Huawei Releases their Open Source Ark Compiler for HarmonyOS

Ark Compiler HarmonyOS

Back in May, there were rumors Huawei was working on HongMeng OS as an alternative to Android mobile operating systems, as the OS was brought to light due to US sanctions against the company. The new operating system was later confirmed and will be called HarmonyOS outside of China. A few days ago I received a tip in Chinese with this link explaining Huawei had released the open-source Ark compiler for HarmonyOS aka OpenArkCompiler. The compiler works with Java apps and converts the source into AArch64 binaries. The illustration below implies it should also work with C, C++, JavaScript, and Kotlin programming languages. Three links were shared in the announcement: The official website – The code hosting website – A mirror for the code – As a side note, I had never heard about Gitee, and the site is an alternative to Github in China, which may […]

Facebook BOLT Speeds Up Large x86 & ARM64 Binaries by up to 15%

Facebook BOLT

Compilers like GCC OR LLVM normally do a good job at optimizing your code when processing your source code into assembly, and then binary format, but there’s still room for improvement – at least for larger binaries -, and Facebook has just released BOLT (Binary Optimization and Layout Tool) that has been found to reduce CPU execution time by 2 percent to 15 percent. The tool is mostly useful for binaries built from a large code base, with binary size over 10MB which are often too large to fit in instruction cache.

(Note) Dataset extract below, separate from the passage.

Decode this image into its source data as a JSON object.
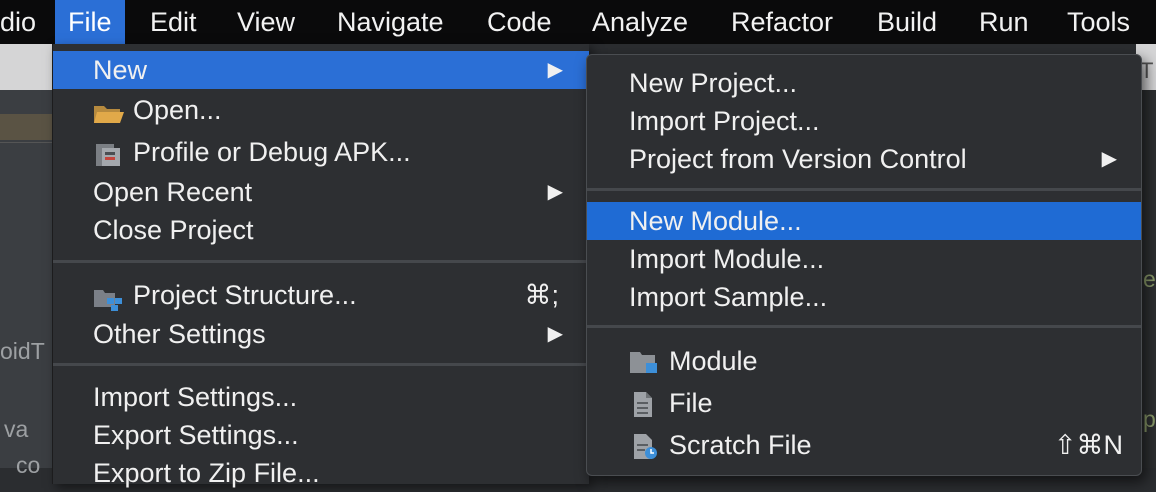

The hardware normally spends lots of processing time getting an instruction stream from memory to the CPU, sometimes up to 30% of execution time, and BOLT optimizes placement of instructions in memory – as illustrated below – in order to address this issue also known as “instruction starvation”. BOLT works with applications built by any compiler, including the […]

ARM TechCon 2013 Schedule – ARM Servers, Internet of Things, Multicore, Hardware and Software Optimization and More

ARM Technology Conference (TechCon) 2013 will take place on October 29 – 31, 2013, in Santa Clara, and the detailed schedule for the event has just been made available. In the previous years, the conference was divided into  Chip Designs day (1 day), and the other 2 days were reserved for Software & System Design, but this year it does not appear to be the case. Whether you’ll be able to attend the event or not, it’s worth having a look at what will be discussed there in order to have a better understanding of what will be the key ARM developments in the near future in terms of hardware and software. There will be around 90 sessions categorized into 15 tracks: Accelerating Hardware Development – This track explores the resources, tools, and techniques that designers can employ to quickly bring hardware to market. Topics include multicore design, ARM IP, […]

ACE CoSy Compiler Framework Outperforms LLVM by up to 25% for ARM9 processors

ACE (Associated Compiler Experts) announced that their 2012 CoSy compiler development system delivers better performance than the latest LLVM 3.0 compiler on ARM9 processors. Using an ARM9 processor as reference, CoSy compiler framework (2012) shows more than 15% performance improvement using Livermore benchmark loops and 25% in MiBench against LLVM 3.0. The CoSy compiler framework is also more than 7% ahead of LLVM on the EEMBC CoreMark benchmark. The company explains this feat by the use of “CoSy’s unique flexible phase ordering of cutting-edge code optimizations and the addition of new CoSy features” such as compile-time code generator feedback injected into optimization algorithms in order to augment realistic and accurate decision making in architecture-independent optimizations. ACE did not publish the benchmark results publicly, and I could not find any reference to “cosy” or “ace” in EEMBC Coremark database, so I could not check those results myself. CoSy Compiler Framework is […]

LLVM (Low Level Virtual Machine) Compiler Infrastructure

The Low Level Virtual Machine (LLVM) is a compiler and toolchain infrastructure, written in C++, designed for compile-time, link-time, run-time, and “idle-time” optimization of programs written in arbitrary programming languages. Originally implemented for C/C++, LLVM is now used with a variety programming languages such as Python, Ruby and may others. Code in the LLVM project is licensed under the “UIUC” BSD-Style license. LLVM can be used to replace and/or supplement the GNU tools such as gcc, g++, gdb, etc… LLVM now consists of a number of different sub-projects including: The LLVM Core libraries provide a source- and target-independent optimizer, along with code generation support for many popular CPUs. These libraries are built around a well specified code representation known as the LLVM intermediate representation (“LLVM IR”). The LLVM Core libraries are well documented, and it is particularly easy to invent your own language (or port an existing compiler) to use […]